Sophia Herron, a child welfare specialist at the Gingerbread House, shared insight about surviving childhood sexual abuse from her own personal experience and from the work she does with the children she helps.
The Times: Can you tell us more about your work as a child welfare specialist at the Gingerbread House?
Herron: My role is to talk to the kids when they first come in and answer any questions they might have. My job is to help them understand what's going on and what's going to happen. I show them pictures of the forensic interview rooms and the forensic interviewer and help them feel at ease so they're more comfortable when they're in the room with that person. Afterward I talk with them because they're sad, they're upset, they have a whole range of emotions going through them from talking to this forensic interviewer. My greatest joy when these kids come here is that I know if anything is happening to them, we can put a stop to that and we can help them.
The Times: What do you see most children go through emotionally when they undergo an investigation?
Herron: When kids come in here, some of them don't know what's going on. They might not understand what's happened to them because they're too young. But some of them do get it, and they're very fearful or terrified. Some of them think it's their fault. Sometimes these kids are being abused by someone they trust: a parent, a grandparent, an uncle, their sibling, a best friend... and they don't know how to say no to this person.
The Times: Tell us about your own story of surviving childhood sexual abuse.
Herron: It was really hard for a 13 year old to understand, to see someone you cared about hurt you so badly. I immediately thought I did something to deserve this, that this was my fault, so I didn't tell anyone. I definitely became less social because of it. If my parents had not been in my business, they would never have known. They asked, and I told them the truth, and that was really hard. I didn't want to break their hearts. You always have that little side of you that wonders, 'Will they really believe me, and will they take it seriously? Will they do something to stop it?'
It definitely messes with your self-esteem. I always struggled with that, always wondered, 'Am I worth it?' Even as a teenager, a college student, dating, you wonder: are you damaged goods, because you were abused, because somebody did something terrible to you?' I've gone through the abuse. I came out on the other side. I went through counseling. I made really good friends as support systems and great connections at the Gingerbread House. I'm glad that I got the courage to speak up. The more I talk about it, the more I do outreach, the more I can say I am making a difference with the bad situation that happened to me.
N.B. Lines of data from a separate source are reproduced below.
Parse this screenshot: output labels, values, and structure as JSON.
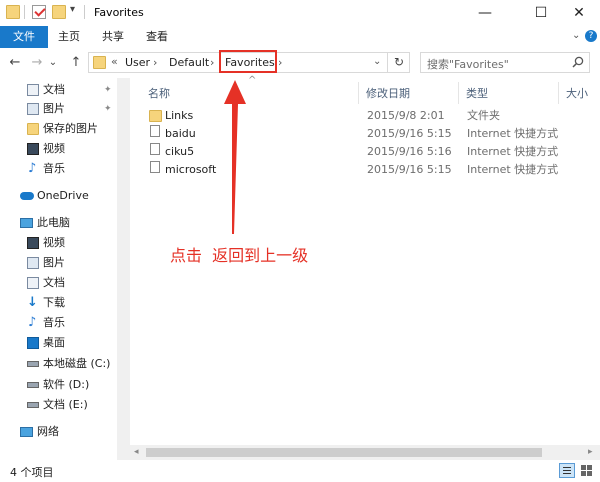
{
  "window": {
    "title": "Favorites",
    "minimize": "—",
    "maximize": "☐",
    "close": "✕"
  },
  "ribbon": {
    "tabs": [
      "文件",
      "主页",
      "共享",
      "查看"
    ]
  },
  "nav": {
    "back": "←",
    "forward": "→",
    "recent": "⌄",
    "up": "↑"
  },
  "address": {
    "overflow": "«",
    "crumbs": [
      "User",
      "Default",
      "Favorites"
    ],
    "separator": "›",
    "dropdown": "⌄",
    "refresh": "↻"
  },
  "search": {
    "placeholder": "搜索\"Favorites\"",
    "icon": "search-icon"
  },
  "columns": {
    "name": "名称",
    "date": "修改日期",
    "type": "类型",
    "size": "大小"
  },
  "files": [
    {
      "name": "Links",
      "date": "2015/9/8 2:01",
      "type": "文件夹",
      "icon": "folder-icon"
    },
    {
      "name": "baidu",
      "date": "2015/9/16 5:15",
      "type": "Internet 快捷方式",
      "icon": "shortcut-icon"
    },
    {
      "name": "ciku5",
      "date": "2015/9/16 5:16",
      "type": "Internet 快捷方式",
      "icon": "shortcut-icon"
    },
    {
      "name": "microsoft",
      "date": "2015/9/16 5:15",
      "type": "Internet 快捷方式",
      "icon": "shortcut-icon"
    }
  ],
  "sidebar": {
    "quick_access": [
      "文档",
      "图片",
      "保存的图片",
      "视频",
      "音乐"
    ],
    "onedrive": "OneDrive",
    "this_pc": "此电脑",
    "pc_items": [
      "视频",
      "图片",
      "文档",
      "下载",
      "音乐",
      "桌面",
      "本地磁盘 (C:)",
      "软件 (D:)",
      "文档 (E:)"
    ],
    "network": "网络"
  },
  "annotation": {
    "text": "点击  返回到上一级",
    "color": "#e53126"
  },
  "status": {
    "item_count": "4 个项目"
  },
  "colors": {
    "accent": "#1979ca",
    "annotation": "#e53126"
  }
}
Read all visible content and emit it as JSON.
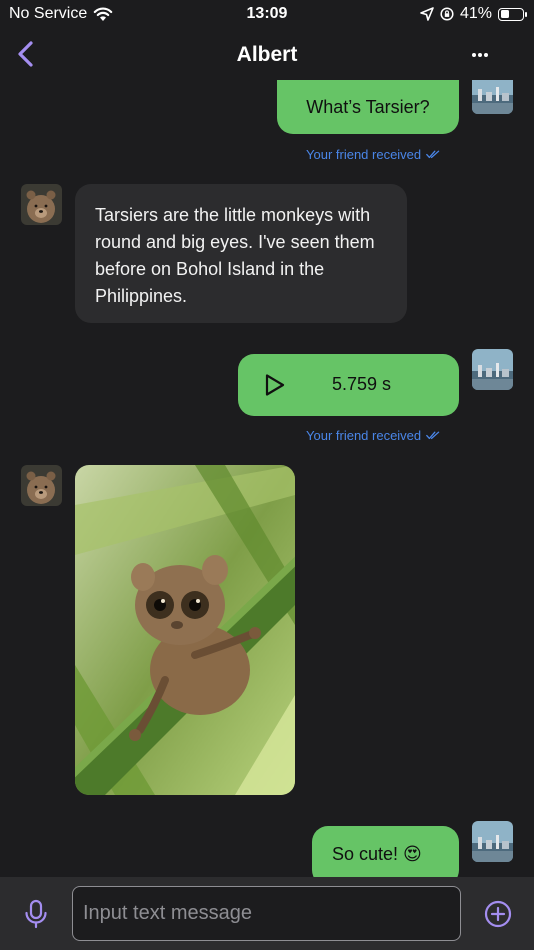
{
  "status_bar": {
    "carrier": "No Service",
    "time": "13:09",
    "battery": "41%",
    "battery_level": 0.41,
    "icons": [
      "wifi-icon",
      "location-arrow-icon",
      "orientation-lock-icon",
      "battery-icon"
    ]
  },
  "nav": {
    "title": "Albert",
    "back_icon": "chevron-left-icon",
    "more_icon": "ellipsis-icon"
  },
  "messages": {
    "m1": {
      "text": "What’s Tarsier?",
      "receipt": "Your friend received"
    },
    "m2": {
      "text": "Tarsiers are the little monkeys with round and big eyes. I've seen them before on Bohol Island in the Philippines."
    },
    "m3": {
      "duration": "5.759 s",
      "receipt": "Your friend received"
    },
    "m4": {
      "type": "image",
      "subject": "tarsier"
    },
    "m5": {
      "text": "So cute! 😍"
    }
  },
  "input": {
    "placeholder": "Input text message",
    "value": ""
  },
  "colors": {
    "sent_bubble": "#66c466",
    "received_bubble": "#2c2c2e",
    "accent": "#a48ef0",
    "receipt": "#4a86e8",
    "background": "#1c1c1e"
  }
}
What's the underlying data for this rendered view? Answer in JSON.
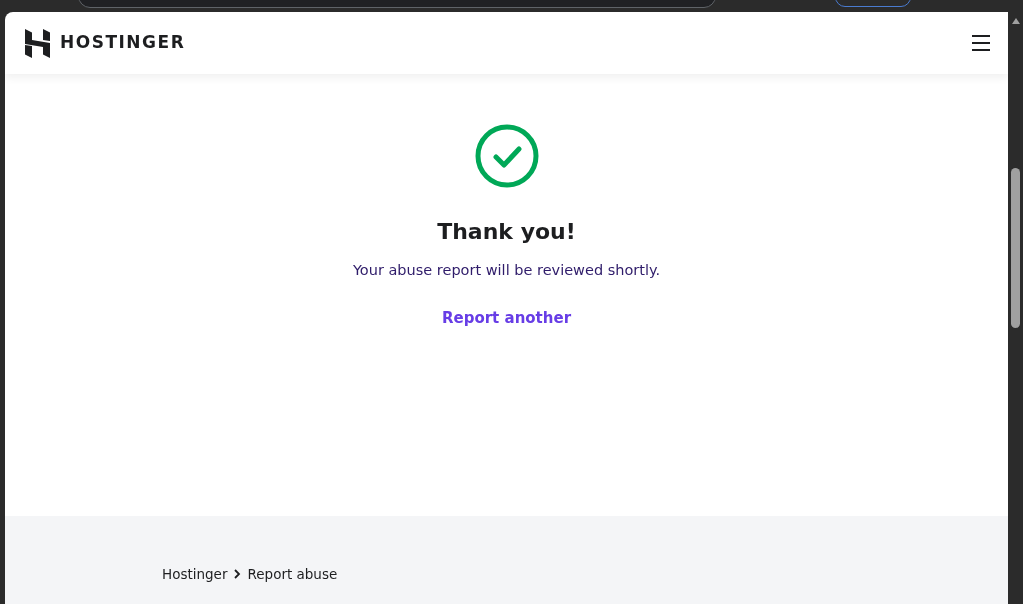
{
  "header": {
    "brand": "HOSTINGER"
  },
  "confirmation": {
    "title": "Thank you!",
    "message": "Your abuse report will be reviewed shortly.",
    "link": "Report another"
  },
  "breadcrumbs": [
    {
      "label": "Hostinger"
    },
    {
      "label": "Report abuse"
    }
  ]
}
The Times: How did you find the courage to tell your story?
Herron: When I was first asked to share my story, I was very hesitant to. I thought about how hard it was going to be to share my story. I thought people would look at me different. I thought people were going to say, "She's a liar" or "She deserved it." But in my mind, I wanted to say something, because it does happen, it is a real thing, but we don't talk about it. If we don't talk about it, people don't know it's okay to speak up and say it's wrong and it shouldn't happen. It took a whole bunch of courage to tell what happened to me, as an adult, years after it happened.
The Times: What would you like to say to those who might have been through childhood sexual abuse?
Herron: Speak up. You're not alone. It's not a club anybody wants to join, but it really happens and there are people out there who will be there to support you and will be there to believe you and to help end that abuse and stop whatever pain you're going through. Keep telling until you find somebody who listens to you.